There are many other patients I have worked with over the years that also stick with me. There's Mary who had a stroke with complete right sided flaccidity, but she never lost her sense of humor. She was a difficult transfer and once I found myself sitting on her bed with her in my lap (the only way I could have kept her from hitting the floor) both of us erupting into a serious case of the giggles before another therapist happened along and untangled us.
There is Frank who survived a submarine explosion in WWII, lasting for 2 days in the frigid water until a cargo ship happened along and rescued him, taking him to New Zealand where he recuperated for 2 weeks until going home to a family who had already had his funeral.
Who can forget Stan who had a stroke that left him unable to speak with his voice, but had an amazing ability to get his point across with his facial expressions, stomping his foot, and pointing rigorously to his communication board.
Then there was the one patient in Kansas - Paul - the young stroke patient who had at one time played for the Harlem Globetrotters. He also was aphasic (unable to speak) and had severe neglect of his right side of his body. The sadness and helplessness in his eyes was difficult to bear with at times. I would find myself constantly praising him and encouraging him even though his progress was extremely slow and hopeless.
And Tim. Oh, Tim. He was the 19 year old spinal cord injury patient who dove into a pool at a party and had broken his neck. I was only 22 when I worked with Tim and he used to look at me with such determination and hope that he could overcome this. His parents wanted him transferred to a top spinal cord injury center in Hawaii, sure that something could be done to progress his therapy even faster. He was destined to a life in a wheelchair and I often wonder where he is now. Did he succumb to the complications that can arise from such an injury? Or is he still out there looking for a miracle to get him walking again? Or maybe he became a spokesperson for spinal cord injuries. I'm sure I'll never know.
And there is Eliza who wants to go back to her house so badly and live alone, but is battling fiercely with her children who think they know what's best for her and want her to move to an assisted living. But she won't budge in her stance and I worry that if her children are successful in getting her to move from her beloved home she will slowly wither away and be consumed by her own depression.
Each person I see has a story - a long, rich, complicated story that led them to the point in their lives that they needed my help. I am there to try to assist them through this phase in their lives.
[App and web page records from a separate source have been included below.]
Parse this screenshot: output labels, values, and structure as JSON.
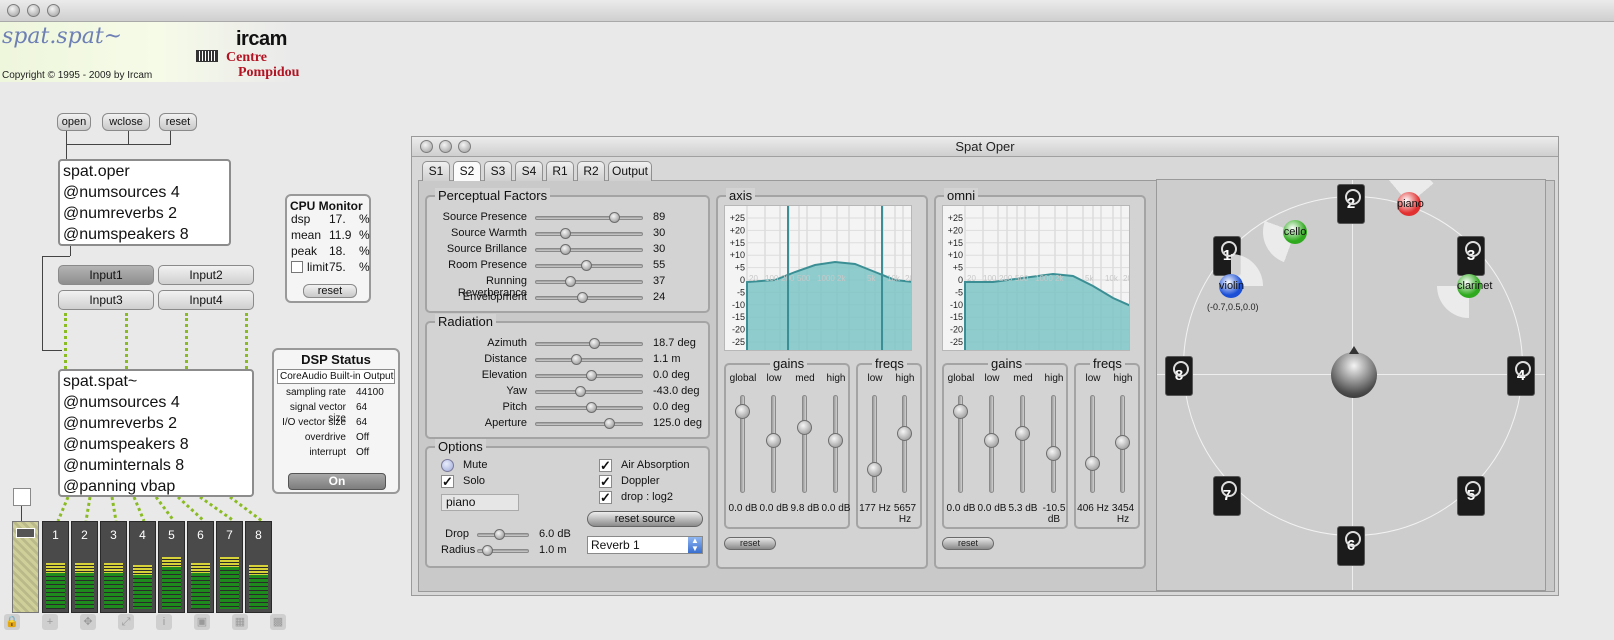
{
  "window": {
    "title": "Spat Oper"
  },
  "header": {
    "app_name": "spat.spat~",
    "copyright": "Copyright © 1995 - 2009 by Ircam",
    "logo_top": "ircam",
    "logo_bottom_1": "Centre",
    "logo_bottom_2": "Pompidou"
  },
  "patcher": {
    "messages": [
      "open",
      "wclose",
      "reset"
    ],
    "oper_box": "spat.oper\n@numsources 4\n@numreverbs 2\n@numspeakers 8",
    "inputs": [
      "Input1",
      "Input2",
      "Input3",
      "Input4"
    ],
    "spat_box": "spat.spat~\n@numsources 4\n@numreverbs 2\n@numspeakers 8\n@numinternals 8\n@panning vbap",
    "meters": [
      "1",
      "2",
      "3",
      "4",
      "5",
      "6",
      "7",
      "8"
    ]
  },
  "cpu": {
    "title": "CPU Monitor",
    "rows": [
      {
        "label": "dsp",
        "value": "17.",
        "unit": "%"
      },
      {
        "label": "mean",
        "value": "11.9",
        "unit": "%"
      },
      {
        "label": "peak",
        "value": "18.",
        "unit": "%"
      },
      {
        "label": "limit",
        "value": "75.",
        "unit": "%"
      }
    ],
    "reset": "reset"
  },
  "dsp": {
    "title": "DSP Status",
    "device": "CoreAudio Built-in Output",
    "rows": [
      {
        "label": "sampling rate",
        "value": "44100"
      },
      {
        "label": "signal vector size",
        "value": "64"
      },
      {
        "label": "I/O vector size",
        "value": "64"
      },
      {
        "label": "overdrive",
        "value": "Off"
      },
      {
        "label": "interrupt",
        "value": "Off"
      }
    ],
    "toggle": "On"
  },
  "tabs": [
    "S1",
    "S2",
    "S3",
    "S4",
    "R1",
    "R2",
    "Output"
  ],
  "active_tab": "S2",
  "perceptual": {
    "title": "Perceptual Factors",
    "rows": [
      {
        "label": "Source Presence",
        "value": "89"
      },
      {
        "label": "Source Warmth",
        "value": "30"
      },
      {
        "label": "Source Brillance",
        "value": "30"
      },
      {
        "label": "Room Presence",
        "value": "55"
      },
      {
        "label": "Running Reverberance",
        "value": "37"
      },
      {
        "label": "Envelopment",
        "value": "24"
      }
    ]
  },
  "radiation": {
    "title": "Radiation",
    "rows": [
      {
        "label": "Azimuth",
        "value": "18.7 deg"
      },
      {
        "label": "Distance",
        "value": "1.1 m"
      },
      {
        "label": "Elevation",
        "value": "0.0 deg"
      },
      {
        "label": "Yaw",
        "value": "-43.0 deg"
      },
      {
        "label": "Pitch",
        "value": "0.0 deg"
      },
      {
        "label": "Aperture",
        "value": "125.0 deg"
      }
    ]
  },
  "options": {
    "title": "Options",
    "mute": "Mute",
    "solo": "Solo",
    "air": "Air Absorption",
    "doppler": "Doppler",
    "drop_log": "drop : log2",
    "source_name": "piano",
    "reset_source": "reset source",
    "drop_label": "Drop",
    "drop_value": "6.0 dB",
    "radius_label": "Radius",
    "radius_value": "1.0 m",
    "reverb_select": "Reverb 1"
  },
  "axis": {
    "title": "axis",
    "gains_title": "gains",
    "freqs_title": "freqs",
    "db_ticks": [
      "+25",
      "+20",
      "+15",
      "+10",
      "+5",
      "0",
      "-5",
      "-10",
      "-15",
      "-20",
      "-25"
    ],
    "freq_ticks": [
      "20",
      "100",
      "200",
      "500",
      "1000",
      "2k",
      "5k",
      "10k",
      "20"
    ],
    "gain_cols": [
      {
        "label": "global",
        "value": "0.0 dB"
      },
      {
        "label": "low",
        "value": "0.0 dB"
      },
      {
        "label": "med",
        "value": "9.8 dB"
      },
      {
        "label": "high",
        "value": "0.0 dB"
      }
    ],
    "freq_cols": [
      {
        "label": "low",
        "value": "177 Hz"
      },
      {
        "label": "high",
        "value": "5657 Hz"
      }
    ],
    "reset": "reset"
  },
  "omni": {
    "title": "omni",
    "gains_title": "gains",
    "freqs_title": "freqs",
    "db_ticks": [
      "+25",
      "+20",
      "+15",
      "+10",
      "+5",
      "0",
      "-5",
      "-10",
      "-15",
      "-20",
      "-25"
    ],
    "freq_ticks": [
      "20",
      "100",
      "200",
      "500",
      "1000",
      "2k",
      "5k",
      "10k",
      "20"
    ],
    "gain_cols": [
      {
        "label": "global",
        "value": "0.0 dB"
      },
      {
        "label": "low",
        "value": "0.0 dB"
      },
      {
        "label": "med",
        "value": "5.3 dB"
      },
      {
        "label": "high",
        "value": "-10.5 dB"
      }
    ],
    "freq_cols": [
      {
        "label": "low",
        "value": "406 Hz"
      },
      {
        "label": "high",
        "value": "3454 Hz"
      }
    ],
    "reset": "reset"
  },
  "map": {
    "speakers": [
      "1",
      "2",
      "3",
      "4",
      "5",
      "6",
      "7",
      "8"
    ],
    "sources": [
      {
        "name": "violin",
        "color": "#1a4fd6"
      },
      {
        "name": "cello",
        "color": "#2faa1e"
      },
      {
        "name": "piano",
        "color": "#e23030"
      },
      {
        "name": "clarinet",
        "color": "#2faa1e"
      }
    ],
    "violin_coord": "(-0.7,0.5,0.0)"
  },
  "toolbar_icons": [
    "lock-icon",
    "plus-icon",
    "move-icon",
    "presentation-icon",
    "info-icon",
    "grid-a-icon",
    "grid-b-icon",
    "grid-c-icon"
  ]
}
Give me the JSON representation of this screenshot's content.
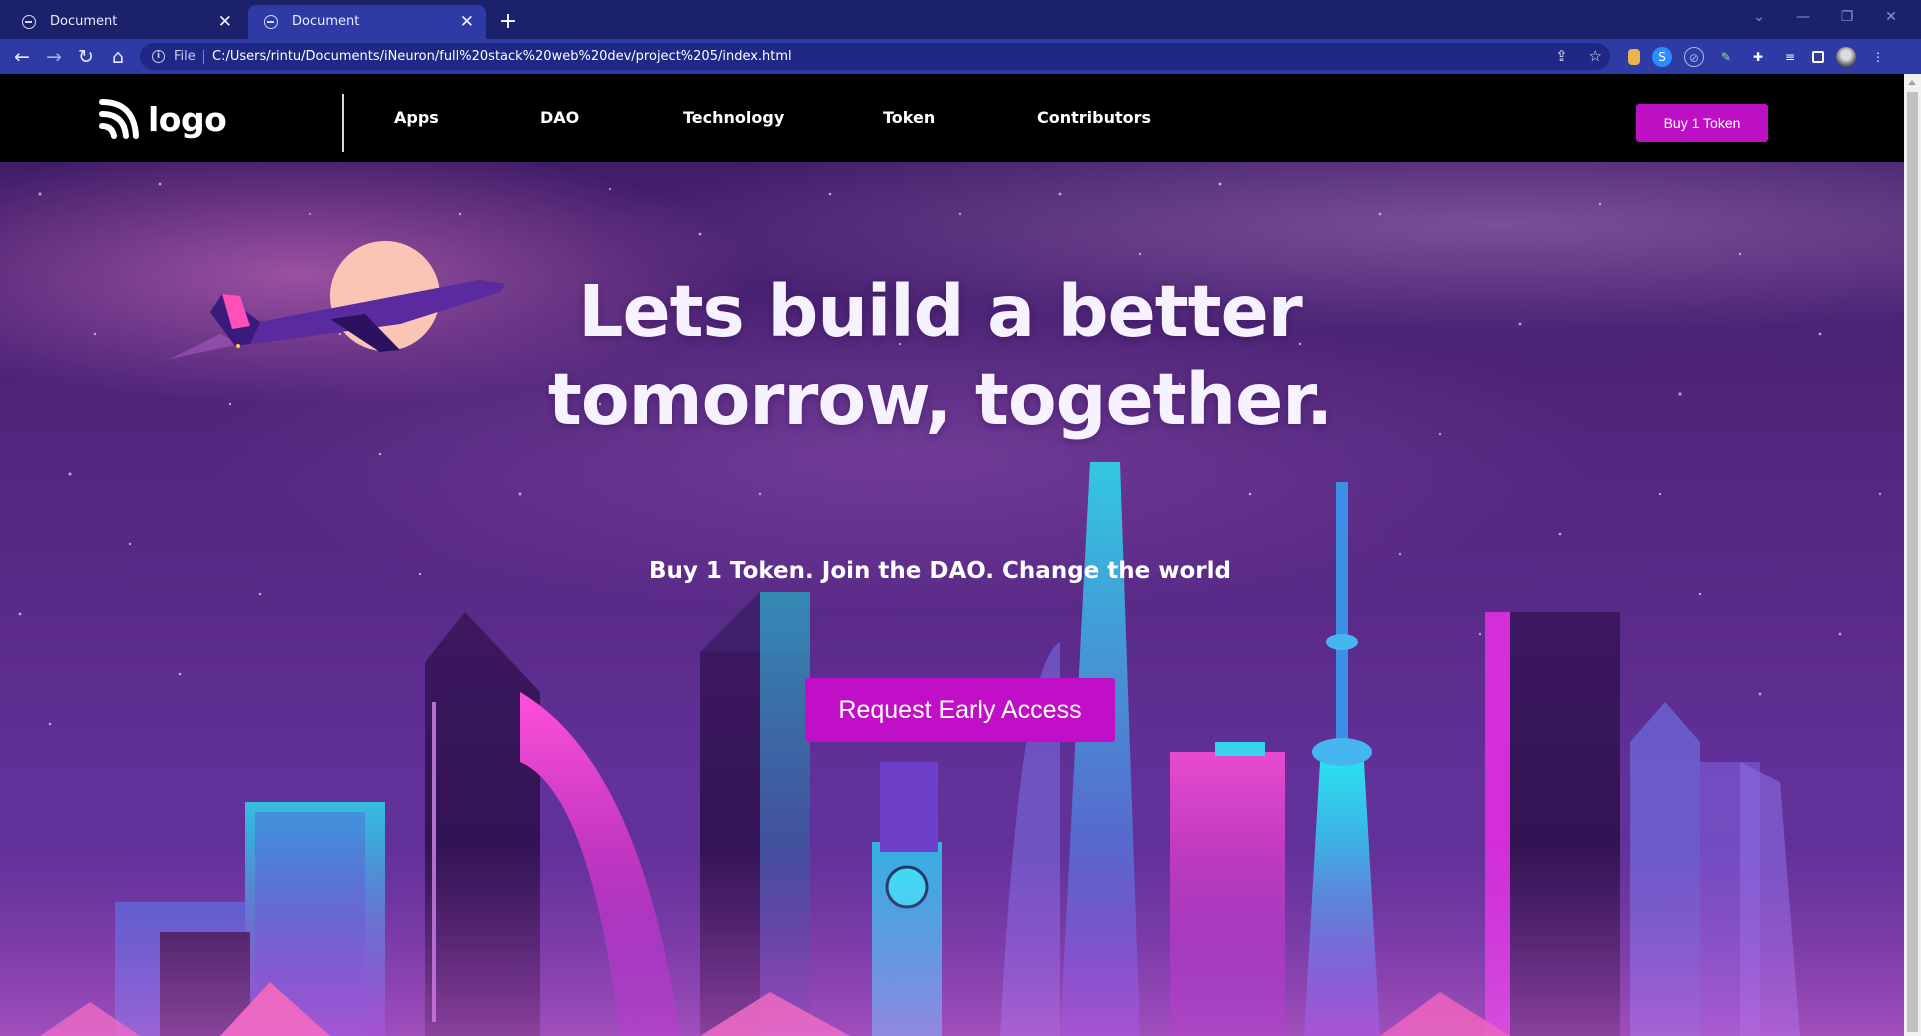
{
  "browser": {
    "tabs": [
      {
        "title": "Document",
        "active": false
      },
      {
        "title": "Document",
        "active": true
      }
    ],
    "new_tab_symbol": "+",
    "tab_close_symbol": "✕",
    "address": {
      "scheme": "File",
      "url": "C:/Users/rintu/Documents/iNeuron/full%20stack%20web%20dev/project%205/index.html"
    },
    "nav_icons": [
      "back-arrow-icon",
      "forward-arrow-icon",
      "reload-icon",
      "home-icon"
    ],
    "window_controls": [
      "chevron-down-icon",
      "minimize-icon",
      "restore-icon",
      "close-icon"
    ]
  },
  "site": {
    "logo_text": "logo",
    "nav": [
      {
        "label": "Apps"
      },
      {
        "label": "DAO"
      },
      {
        "label": "Technology"
      },
      {
        "label": "Token"
      },
      {
        "label": "Contributors"
      }
    ],
    "header_button": "Buy 1 Token",
    "hero": {
      "title_line1": "Lets build a better",
      "title_line2": "tomorrow, together.",
      "subtitle": "Buy 1 Token. Join the DAO. Change the world",
      "cta": "Request Early Access"
    }
  },
  "colors": {
    "browser_frame": "#1b226b",
    "browser_toolbar": "#2e3ba5",
    "header_bg": "#000000",
    "accent": "#bd10c4",
    "hero_text": "#f7f2ff"
  }
}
Assist them to return to some kind of functional life where they can live out the rest of their days in peace and happiness. So the reward, although not what I expected to be doing when I started this career, is satisfying and complete.